United Nations of Creole
Best known for his acclaimed Restaurant Alma in Southeast Minneapolis, chef-owner Alexander Roberts—one of the small club of locals nominated for the James Beard Award—also owns the Brasa restaurants in Minneapolis and St. Paul. There, the focus is on the soulful cooking traditions of the South, the Caribbean, and South America.
“People hear the word ‘creole’ and they think of New Orleans,” Roberts says. At Brasa, he’s pulling from a much broader and more vibrant creole tradition. It’s not well known, but Brasa’s roomier St. Paul location has larger ovens, rotisseries, and smokers that give the kitchen a lot of flexibility. There’s also a big, communal table for groups of 8 to 14 guests. And that’s where the fun kicks in.
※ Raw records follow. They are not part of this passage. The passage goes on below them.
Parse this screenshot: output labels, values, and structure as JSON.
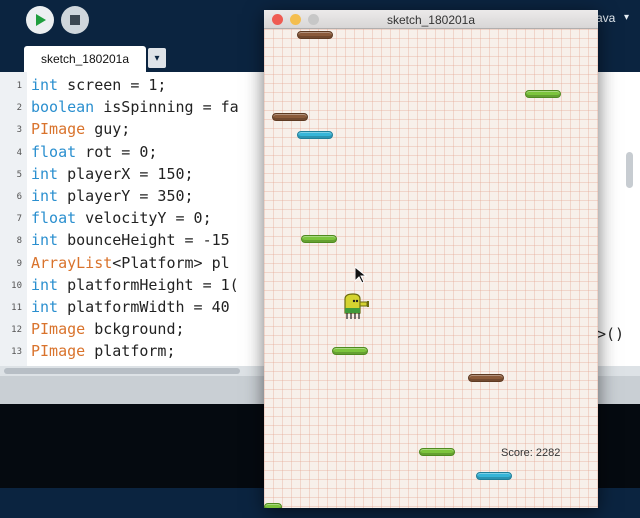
{
  "ide": {
    "mode_label": "ava",
    "tab_label": "sketch_180201a",
    "lines": [
      {
        "n": "1",
        "parts": [
          {
            "t": "int",
            "c": "kw"
          },
          {
            "t": " screen = 1;"
          }
        ]
      },
      {
        "n": "2",
        "parts": [
          {
            "t": "boolean",
            "c": "kw"
          },
          {
            "t": " isSpinning = fa"
          }
        ]
      },
      {
        "n": "3",
        "parts": [
          {
            "t": "PImage",
            "c": "tp"
          },
          {
            "t": " guy;"
          }
        ]
      },
      {
        "n": "4",
        "parts": [
          {
            "t": "float",
            "c": "kw"
          },
          {
            "t": " rot = 0;"
          }
        ]
      },
      {
        "n": "5",
        "parts": [
          {
            "t": "int",
            "c": "kw"
          },
          {
            "t": " playerX = 150;"
          }
        ]
      },
      {
        "n": "6",
        "parts": [
          {
            "t": "int",
            "c": "kw"
          },
          {
            "t": " playerY = 350;"
          }
        ]
      },
      {
        "n": "7",
        "parts": [
          {
            "t": "float",
            "c": "kw"
          },
          {
            "t": " velocityY = 0;"
          }
        ]
      },
      {
        "n": "8",
        "parts": [
          {
            "t": "int",
            "c": "kw"
          },
          {
            "t": " bounceHeight = -15"
          }
        ]
      },
      {
        "n": "9",
        "parts": [
          {
            "t": "ArrayList",
            "c": "tp"
          },
          {
            "t": "<Platform> pl"
          }
        ]
      },
      {
        "n": "10",
        "parts": [
          {
            "t": "int",
            "c": "kw"
          },
          {
            "t": " platformHeight = 1("
          }
        ]
      },
      {
        "n": "11",
        "parts": [
          {
            "t": "int",
            "c": "kw"
          },
          {
            "t": " platformWidth = 40"
          }
        ]
      },
      {
        "n": "12",
        "parts": [
          {
            "t": "PImage",
            "c": "tp"
          },
          {
            "t": " bckground;"
          }
        ]
      },
      {
        "n": "13",
        "parts": [
          {
            "t": "PImage",
            "c": "tp"
          },
          {
            "t": " platform;"
          }
        ]
      }
    ],
    "overflow_text": ">()"
  },
  "sketch": {
    "window_title": "sketch_180201a",
    "score_text": "Score: 2282",
    "platforms": [
      {
        "kind": "brown"
      },
      {
        "kind": "green"
      },
      {
        "kind": "brown"
      },
      {
        "kind": "blue"
      },
      {
        "kind": "green"
      },
      {
        "kind": "green"
      },
      {
        "kind": "brown"
      },
      {
        "kind": "green"
      },
      {
        "kind": "blue"
      },
      {
        "kind": "green"
      }
    ]
  },
  "colors": {
    "ide_background": "#0b2440",
    "keyword": "#2a8fcf",
    "type": "#d9732c",
    "platform_green": "#7cc43c",
    "platform_blue": "#36b5d8",
    "platform_brown": "#8a5a3a"
  }
}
You can order up a whole suckling pig with mojo, jerk, or barbecue seasoning. Better-tasting pig is hard to find. The skin crackles and the meat is fall-off-the-bone succulent. (Roberts needs at least 48 hours notice to prepare such items for a group; for really large groups, Brasa caters.)
Slow-roasted goat is flavored with hot curry or oregano and garlic. Ribs and shoulder of lamb are dry rubbed with paprika and other spices and hardwood smoked. Fried chicken is done in the classic style or a Dominican chicarrones treatment, with a lime and garlic marinade.
Brasa’s cornbread is superlative. Along with traditional sides—beans and rice, collard greens, candied yams—there are seasonal and specialty dishes, like fried green tomatoes.
Creole cuisine is far flung. Roberts says, “We’re trying to honor these traditions, that are so much more alike than different, in one kitchen.”
Brasa St. Paul
777 Grand Avenue, St. Paul